(Beginning of DATA SUPPLIED)

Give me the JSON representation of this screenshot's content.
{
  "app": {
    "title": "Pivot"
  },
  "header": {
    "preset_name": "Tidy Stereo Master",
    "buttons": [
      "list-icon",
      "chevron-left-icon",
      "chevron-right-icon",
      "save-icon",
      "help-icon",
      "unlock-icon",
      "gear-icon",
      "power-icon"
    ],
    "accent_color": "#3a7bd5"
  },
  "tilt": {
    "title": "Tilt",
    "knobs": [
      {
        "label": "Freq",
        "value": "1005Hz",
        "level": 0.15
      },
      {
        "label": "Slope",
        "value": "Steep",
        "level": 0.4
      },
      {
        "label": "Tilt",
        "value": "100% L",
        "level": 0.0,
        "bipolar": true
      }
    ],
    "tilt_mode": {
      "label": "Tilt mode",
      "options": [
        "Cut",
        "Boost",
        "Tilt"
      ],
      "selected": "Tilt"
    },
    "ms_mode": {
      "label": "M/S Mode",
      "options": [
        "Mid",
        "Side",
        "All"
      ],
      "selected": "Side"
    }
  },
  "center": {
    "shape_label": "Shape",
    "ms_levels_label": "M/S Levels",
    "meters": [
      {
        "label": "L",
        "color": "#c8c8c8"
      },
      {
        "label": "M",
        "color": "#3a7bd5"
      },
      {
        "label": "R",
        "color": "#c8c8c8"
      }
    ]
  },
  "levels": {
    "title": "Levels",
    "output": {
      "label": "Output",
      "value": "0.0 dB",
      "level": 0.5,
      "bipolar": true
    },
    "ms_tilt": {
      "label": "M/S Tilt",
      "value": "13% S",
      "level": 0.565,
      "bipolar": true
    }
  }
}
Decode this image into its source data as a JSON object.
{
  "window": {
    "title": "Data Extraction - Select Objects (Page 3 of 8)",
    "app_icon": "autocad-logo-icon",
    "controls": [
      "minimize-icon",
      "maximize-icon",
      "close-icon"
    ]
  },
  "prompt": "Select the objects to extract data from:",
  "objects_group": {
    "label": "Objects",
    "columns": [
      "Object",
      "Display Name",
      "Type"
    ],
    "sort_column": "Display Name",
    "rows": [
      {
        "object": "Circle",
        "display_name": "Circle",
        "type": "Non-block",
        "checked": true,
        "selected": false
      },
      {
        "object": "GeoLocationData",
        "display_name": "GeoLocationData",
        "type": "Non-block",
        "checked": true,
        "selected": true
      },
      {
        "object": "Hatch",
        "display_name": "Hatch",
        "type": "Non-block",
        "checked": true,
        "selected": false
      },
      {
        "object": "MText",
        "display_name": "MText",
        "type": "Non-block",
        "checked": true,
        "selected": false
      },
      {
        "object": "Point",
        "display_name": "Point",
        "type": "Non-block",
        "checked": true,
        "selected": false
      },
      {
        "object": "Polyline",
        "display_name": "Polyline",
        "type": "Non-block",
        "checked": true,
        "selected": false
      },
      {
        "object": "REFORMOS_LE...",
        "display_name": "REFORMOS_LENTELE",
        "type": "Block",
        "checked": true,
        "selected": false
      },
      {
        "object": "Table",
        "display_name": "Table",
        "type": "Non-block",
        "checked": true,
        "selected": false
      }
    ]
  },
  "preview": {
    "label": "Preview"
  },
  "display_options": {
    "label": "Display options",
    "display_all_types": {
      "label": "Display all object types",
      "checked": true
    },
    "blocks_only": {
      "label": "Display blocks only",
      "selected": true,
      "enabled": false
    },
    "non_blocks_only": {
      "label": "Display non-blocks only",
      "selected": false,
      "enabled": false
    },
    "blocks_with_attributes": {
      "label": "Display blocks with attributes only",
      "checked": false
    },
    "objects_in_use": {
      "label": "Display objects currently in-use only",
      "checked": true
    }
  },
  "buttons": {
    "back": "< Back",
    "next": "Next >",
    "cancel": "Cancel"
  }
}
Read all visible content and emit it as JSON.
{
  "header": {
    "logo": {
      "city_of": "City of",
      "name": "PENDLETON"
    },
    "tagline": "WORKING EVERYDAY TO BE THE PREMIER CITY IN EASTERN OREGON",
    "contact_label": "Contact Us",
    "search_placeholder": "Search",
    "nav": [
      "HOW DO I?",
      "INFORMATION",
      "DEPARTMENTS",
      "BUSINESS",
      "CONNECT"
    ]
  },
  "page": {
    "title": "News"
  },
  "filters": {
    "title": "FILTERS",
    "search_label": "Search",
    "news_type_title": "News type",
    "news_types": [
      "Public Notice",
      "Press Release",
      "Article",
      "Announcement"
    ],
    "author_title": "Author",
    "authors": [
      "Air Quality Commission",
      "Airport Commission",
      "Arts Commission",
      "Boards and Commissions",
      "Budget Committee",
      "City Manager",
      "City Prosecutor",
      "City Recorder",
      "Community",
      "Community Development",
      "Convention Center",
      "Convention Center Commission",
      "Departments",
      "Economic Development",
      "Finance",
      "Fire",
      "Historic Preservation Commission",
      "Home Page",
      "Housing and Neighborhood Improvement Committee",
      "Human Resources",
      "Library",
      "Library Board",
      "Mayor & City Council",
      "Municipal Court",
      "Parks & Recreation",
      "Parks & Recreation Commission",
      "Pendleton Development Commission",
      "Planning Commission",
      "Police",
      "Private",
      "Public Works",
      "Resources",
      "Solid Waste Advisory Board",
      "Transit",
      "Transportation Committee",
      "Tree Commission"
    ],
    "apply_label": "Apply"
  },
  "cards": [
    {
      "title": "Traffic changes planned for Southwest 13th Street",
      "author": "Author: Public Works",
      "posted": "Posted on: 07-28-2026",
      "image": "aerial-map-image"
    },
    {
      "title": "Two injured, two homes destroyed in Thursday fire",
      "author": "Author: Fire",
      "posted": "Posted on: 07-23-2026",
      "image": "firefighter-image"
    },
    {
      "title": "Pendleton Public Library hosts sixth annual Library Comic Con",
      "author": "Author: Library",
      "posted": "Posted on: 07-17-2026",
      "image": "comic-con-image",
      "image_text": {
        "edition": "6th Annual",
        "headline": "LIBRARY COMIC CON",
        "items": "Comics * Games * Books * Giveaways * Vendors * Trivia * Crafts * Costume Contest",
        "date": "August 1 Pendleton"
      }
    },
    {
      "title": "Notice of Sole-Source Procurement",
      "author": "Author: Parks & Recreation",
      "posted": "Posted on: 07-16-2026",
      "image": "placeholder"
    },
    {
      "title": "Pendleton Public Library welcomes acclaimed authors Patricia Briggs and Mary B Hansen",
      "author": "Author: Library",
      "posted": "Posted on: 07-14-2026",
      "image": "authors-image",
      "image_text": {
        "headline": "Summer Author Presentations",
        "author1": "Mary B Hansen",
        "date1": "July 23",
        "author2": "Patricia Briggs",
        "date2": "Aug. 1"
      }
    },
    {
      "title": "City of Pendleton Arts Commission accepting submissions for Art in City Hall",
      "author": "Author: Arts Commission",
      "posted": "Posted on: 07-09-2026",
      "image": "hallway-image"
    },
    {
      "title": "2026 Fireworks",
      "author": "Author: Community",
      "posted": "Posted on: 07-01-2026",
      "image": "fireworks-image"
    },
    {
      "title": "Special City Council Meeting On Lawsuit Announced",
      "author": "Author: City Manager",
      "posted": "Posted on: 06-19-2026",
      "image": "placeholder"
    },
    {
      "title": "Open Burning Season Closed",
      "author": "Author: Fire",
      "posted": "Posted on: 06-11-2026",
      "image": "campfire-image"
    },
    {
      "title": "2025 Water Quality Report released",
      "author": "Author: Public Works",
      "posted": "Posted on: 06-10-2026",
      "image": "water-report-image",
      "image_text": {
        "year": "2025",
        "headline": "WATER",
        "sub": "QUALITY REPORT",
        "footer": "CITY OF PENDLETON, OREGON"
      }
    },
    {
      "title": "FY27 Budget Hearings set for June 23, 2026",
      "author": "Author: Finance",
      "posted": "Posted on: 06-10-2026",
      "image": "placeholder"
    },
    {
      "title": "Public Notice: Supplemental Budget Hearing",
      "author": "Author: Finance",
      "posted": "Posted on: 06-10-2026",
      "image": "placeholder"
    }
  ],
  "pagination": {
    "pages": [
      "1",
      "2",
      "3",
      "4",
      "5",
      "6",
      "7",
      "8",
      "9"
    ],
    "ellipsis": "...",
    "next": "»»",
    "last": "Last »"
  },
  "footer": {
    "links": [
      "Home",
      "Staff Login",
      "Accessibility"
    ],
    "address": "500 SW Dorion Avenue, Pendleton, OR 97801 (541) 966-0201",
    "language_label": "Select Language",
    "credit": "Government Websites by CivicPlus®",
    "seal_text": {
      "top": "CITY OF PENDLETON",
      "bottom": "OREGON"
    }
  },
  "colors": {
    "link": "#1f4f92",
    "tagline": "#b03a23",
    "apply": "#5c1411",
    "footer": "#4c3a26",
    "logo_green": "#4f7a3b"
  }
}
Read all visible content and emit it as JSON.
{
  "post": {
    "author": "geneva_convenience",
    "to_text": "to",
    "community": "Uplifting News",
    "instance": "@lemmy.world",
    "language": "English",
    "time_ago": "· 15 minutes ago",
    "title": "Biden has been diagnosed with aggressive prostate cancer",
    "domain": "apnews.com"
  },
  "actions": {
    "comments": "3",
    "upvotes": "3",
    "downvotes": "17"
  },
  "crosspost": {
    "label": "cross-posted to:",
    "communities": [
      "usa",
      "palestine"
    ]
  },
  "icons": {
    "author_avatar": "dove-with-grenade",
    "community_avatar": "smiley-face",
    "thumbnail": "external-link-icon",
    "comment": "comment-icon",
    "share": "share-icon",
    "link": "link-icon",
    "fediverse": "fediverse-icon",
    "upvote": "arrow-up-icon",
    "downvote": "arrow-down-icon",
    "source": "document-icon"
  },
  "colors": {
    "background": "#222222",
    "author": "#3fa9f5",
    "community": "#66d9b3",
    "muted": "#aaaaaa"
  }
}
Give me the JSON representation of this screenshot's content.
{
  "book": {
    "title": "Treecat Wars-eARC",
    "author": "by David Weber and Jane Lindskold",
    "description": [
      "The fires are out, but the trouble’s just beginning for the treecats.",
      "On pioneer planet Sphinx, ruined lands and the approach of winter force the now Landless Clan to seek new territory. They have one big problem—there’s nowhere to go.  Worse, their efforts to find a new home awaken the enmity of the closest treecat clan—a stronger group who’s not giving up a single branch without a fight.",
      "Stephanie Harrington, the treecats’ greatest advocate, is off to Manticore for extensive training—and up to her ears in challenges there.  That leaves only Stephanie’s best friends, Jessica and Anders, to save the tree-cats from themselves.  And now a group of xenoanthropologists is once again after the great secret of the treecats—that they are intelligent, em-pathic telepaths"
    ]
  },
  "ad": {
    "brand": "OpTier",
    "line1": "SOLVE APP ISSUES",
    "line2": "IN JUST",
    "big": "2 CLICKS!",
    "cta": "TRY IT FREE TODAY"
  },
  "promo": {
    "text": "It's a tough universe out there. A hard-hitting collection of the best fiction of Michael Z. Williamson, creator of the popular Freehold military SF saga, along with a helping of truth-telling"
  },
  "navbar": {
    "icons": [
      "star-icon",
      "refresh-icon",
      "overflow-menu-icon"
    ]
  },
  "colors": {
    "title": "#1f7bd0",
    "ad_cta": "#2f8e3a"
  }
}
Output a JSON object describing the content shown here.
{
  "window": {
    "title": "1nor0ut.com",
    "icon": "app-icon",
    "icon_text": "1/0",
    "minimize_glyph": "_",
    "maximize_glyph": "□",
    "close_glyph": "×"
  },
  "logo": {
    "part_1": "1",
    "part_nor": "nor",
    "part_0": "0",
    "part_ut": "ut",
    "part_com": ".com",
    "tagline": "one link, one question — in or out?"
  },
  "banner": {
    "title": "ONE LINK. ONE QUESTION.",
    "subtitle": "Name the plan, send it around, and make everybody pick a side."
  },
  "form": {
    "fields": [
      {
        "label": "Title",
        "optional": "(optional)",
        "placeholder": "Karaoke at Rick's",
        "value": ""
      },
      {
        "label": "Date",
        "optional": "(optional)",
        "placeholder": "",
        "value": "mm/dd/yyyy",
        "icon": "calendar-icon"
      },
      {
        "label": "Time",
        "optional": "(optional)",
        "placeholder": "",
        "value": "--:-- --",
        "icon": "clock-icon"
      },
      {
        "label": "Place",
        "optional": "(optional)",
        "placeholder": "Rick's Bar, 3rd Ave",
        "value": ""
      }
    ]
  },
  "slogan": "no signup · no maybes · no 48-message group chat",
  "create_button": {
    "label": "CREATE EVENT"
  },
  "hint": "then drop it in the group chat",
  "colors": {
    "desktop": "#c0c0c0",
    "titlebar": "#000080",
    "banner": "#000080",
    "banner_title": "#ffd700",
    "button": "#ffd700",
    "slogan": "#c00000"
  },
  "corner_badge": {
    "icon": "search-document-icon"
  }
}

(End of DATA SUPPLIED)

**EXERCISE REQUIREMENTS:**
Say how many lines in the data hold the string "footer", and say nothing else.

**ANSWER SECTION:**
3